[DATA RECORDS Boundary: Start]

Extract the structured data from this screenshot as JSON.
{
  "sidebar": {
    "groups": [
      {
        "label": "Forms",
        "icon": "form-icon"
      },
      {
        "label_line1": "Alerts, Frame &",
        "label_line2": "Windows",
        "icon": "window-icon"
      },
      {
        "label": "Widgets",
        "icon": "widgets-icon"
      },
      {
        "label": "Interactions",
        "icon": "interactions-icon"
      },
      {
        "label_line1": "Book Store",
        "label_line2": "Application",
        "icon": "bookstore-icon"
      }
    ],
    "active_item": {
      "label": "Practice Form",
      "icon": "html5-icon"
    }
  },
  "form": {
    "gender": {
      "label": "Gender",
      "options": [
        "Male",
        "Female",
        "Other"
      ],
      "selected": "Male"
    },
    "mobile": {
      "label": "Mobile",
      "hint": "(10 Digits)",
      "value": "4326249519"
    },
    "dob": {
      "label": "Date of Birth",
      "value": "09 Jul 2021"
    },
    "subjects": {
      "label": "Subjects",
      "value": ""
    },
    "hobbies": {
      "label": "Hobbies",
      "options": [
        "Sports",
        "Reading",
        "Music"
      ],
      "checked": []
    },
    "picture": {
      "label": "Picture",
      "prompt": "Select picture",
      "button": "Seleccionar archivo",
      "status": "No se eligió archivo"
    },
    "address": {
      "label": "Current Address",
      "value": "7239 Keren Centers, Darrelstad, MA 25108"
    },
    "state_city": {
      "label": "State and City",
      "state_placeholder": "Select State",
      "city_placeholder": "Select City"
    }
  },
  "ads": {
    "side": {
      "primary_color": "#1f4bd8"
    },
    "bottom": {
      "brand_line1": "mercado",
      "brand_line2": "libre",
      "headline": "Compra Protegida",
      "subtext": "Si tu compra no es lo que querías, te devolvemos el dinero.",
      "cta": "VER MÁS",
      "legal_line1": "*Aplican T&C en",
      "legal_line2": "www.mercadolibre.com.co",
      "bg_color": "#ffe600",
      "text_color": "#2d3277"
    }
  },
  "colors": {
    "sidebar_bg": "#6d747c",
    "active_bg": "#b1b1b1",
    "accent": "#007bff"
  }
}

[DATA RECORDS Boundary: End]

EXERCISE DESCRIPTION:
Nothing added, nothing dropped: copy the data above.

FINAL ANSWER:
Extract the structured data from this screenshot as JSON.
{
  "sidebar": {
    "groups": [
      {
        "label": "Forms",
        "icon": "form-icon"
      },
      {
        "label_line1": "Alerts, Frame &",
        "label_line2": "Windows",
        "icon": "window-icon"
      },
      {
        "label": "Widgets",
        "icon": "widgets-icon"
      },
      {
        "label": "Interactions",
        "icon": "interactions-icon"
      },
      {
        "label_line1": "Book Store",
        "label_line2": "Application",
        "icon": "bookstore-icon"
      }
    ],
    "active_item": {
      "label": "Practice Form",
      "icon": "html5-icon"
    }
  },
  "form": {
    "gender": {
      "label": "Gender",
      "options": [
        "Male",
        "Female",
        "Other"
      ],
      "selected": "Male"
    },
    "mobile": {
      "label": "Mobile",
      "hint": "(10 Digits)",
      "value": "4326249519"
    },
    "dob": {
      "label": "Date of Birth",
      "value": "09 Jul 2021"
    },
    "subjects": {
      "label": "Subjects",
      "value": ""
    },
    "hobbies": {
      "label": "Hobbies",
      "options": [
        "Sports",
        "Reading",
        "Music"
      ],
      "checked": []
    },
    "picture": {
      "label": "Picture",
      "prompt": "Select picture",
      "button": "Seleccionar archivo",
      "status": "No se eligió archivo"
    },
    "address": {
      "label": "Current Address",
      "value": "7239 Keren Centers, Darrelstad, MA 25108"
    },
    "state_city": {
      "label": "State and City",
      "state_placeholder": "Select State",
      "city_placeholder": "Select City"
    }
  },
  "ads": {
    "side": {
      "primary_color": "#1f4bd8"
    },
    "bottom": {
      "brand_line1": "mercado",
      "brand_line2": "libre",
      "headline": "Compra Protegida",
      "subtext": "Si tu compra no es lo que querías, te devolvemos el dinero.",
      "cta": "VER MÁS",
      "legal_line1": "*Aplican T&C en",
      "legal_line2": "www.mercadolibre.com.co",
      "bg_color": "#ffe600",
      "text_color": "#2d3277"
    }
  },
  "colors": {
    "sidebar_bg": "#6d747c",
    "active_bg": "#b1b1b1",
    "accent": "#007bff"
  }
}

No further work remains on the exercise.